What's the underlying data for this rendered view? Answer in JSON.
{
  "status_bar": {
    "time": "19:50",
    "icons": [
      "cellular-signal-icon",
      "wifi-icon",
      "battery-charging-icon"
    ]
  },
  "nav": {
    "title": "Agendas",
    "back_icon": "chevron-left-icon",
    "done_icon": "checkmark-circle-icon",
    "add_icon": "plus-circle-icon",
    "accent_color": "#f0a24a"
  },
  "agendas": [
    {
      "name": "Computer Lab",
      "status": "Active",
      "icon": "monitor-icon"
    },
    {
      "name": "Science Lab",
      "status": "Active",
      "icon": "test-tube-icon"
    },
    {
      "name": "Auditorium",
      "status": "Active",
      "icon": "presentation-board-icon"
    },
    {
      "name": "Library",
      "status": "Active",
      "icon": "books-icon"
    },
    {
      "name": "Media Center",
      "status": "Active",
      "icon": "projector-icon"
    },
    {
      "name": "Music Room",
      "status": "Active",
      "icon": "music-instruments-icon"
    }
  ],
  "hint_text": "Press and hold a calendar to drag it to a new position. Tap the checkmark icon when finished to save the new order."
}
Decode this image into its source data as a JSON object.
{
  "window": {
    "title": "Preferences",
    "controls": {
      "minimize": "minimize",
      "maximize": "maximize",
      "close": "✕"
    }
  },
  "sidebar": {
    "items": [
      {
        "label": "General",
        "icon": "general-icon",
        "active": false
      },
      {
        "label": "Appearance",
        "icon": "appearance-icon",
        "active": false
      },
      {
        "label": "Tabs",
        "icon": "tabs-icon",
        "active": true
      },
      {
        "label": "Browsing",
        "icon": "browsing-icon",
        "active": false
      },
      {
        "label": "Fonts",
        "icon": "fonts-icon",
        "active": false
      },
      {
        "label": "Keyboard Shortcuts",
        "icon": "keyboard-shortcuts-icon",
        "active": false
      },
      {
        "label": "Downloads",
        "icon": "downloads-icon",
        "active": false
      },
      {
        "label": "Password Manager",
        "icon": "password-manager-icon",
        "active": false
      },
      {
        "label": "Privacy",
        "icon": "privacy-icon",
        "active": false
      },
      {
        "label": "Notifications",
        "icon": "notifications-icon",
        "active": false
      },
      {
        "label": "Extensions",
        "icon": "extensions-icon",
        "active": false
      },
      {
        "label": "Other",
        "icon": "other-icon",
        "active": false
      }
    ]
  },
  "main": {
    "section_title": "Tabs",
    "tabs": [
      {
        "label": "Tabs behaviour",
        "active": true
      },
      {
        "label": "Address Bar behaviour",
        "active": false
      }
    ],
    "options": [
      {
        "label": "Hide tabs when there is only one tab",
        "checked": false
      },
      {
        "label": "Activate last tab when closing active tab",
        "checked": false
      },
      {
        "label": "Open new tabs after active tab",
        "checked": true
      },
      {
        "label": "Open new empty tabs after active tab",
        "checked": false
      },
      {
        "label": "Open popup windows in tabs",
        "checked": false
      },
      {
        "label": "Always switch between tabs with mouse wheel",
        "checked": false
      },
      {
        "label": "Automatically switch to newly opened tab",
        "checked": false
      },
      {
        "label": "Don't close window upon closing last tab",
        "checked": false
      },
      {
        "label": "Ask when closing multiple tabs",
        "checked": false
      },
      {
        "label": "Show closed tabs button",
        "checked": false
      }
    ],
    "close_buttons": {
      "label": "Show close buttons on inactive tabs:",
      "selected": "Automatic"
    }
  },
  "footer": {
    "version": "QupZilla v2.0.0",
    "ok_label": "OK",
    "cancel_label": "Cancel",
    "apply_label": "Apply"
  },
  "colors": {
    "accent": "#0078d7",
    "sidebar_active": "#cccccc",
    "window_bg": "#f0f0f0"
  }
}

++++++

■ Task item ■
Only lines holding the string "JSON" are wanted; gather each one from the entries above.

■ Answer to the exercise ■
What's the underlying data for this rendered view? Answer in JSON.
Decode this image into its source data as a JSON object.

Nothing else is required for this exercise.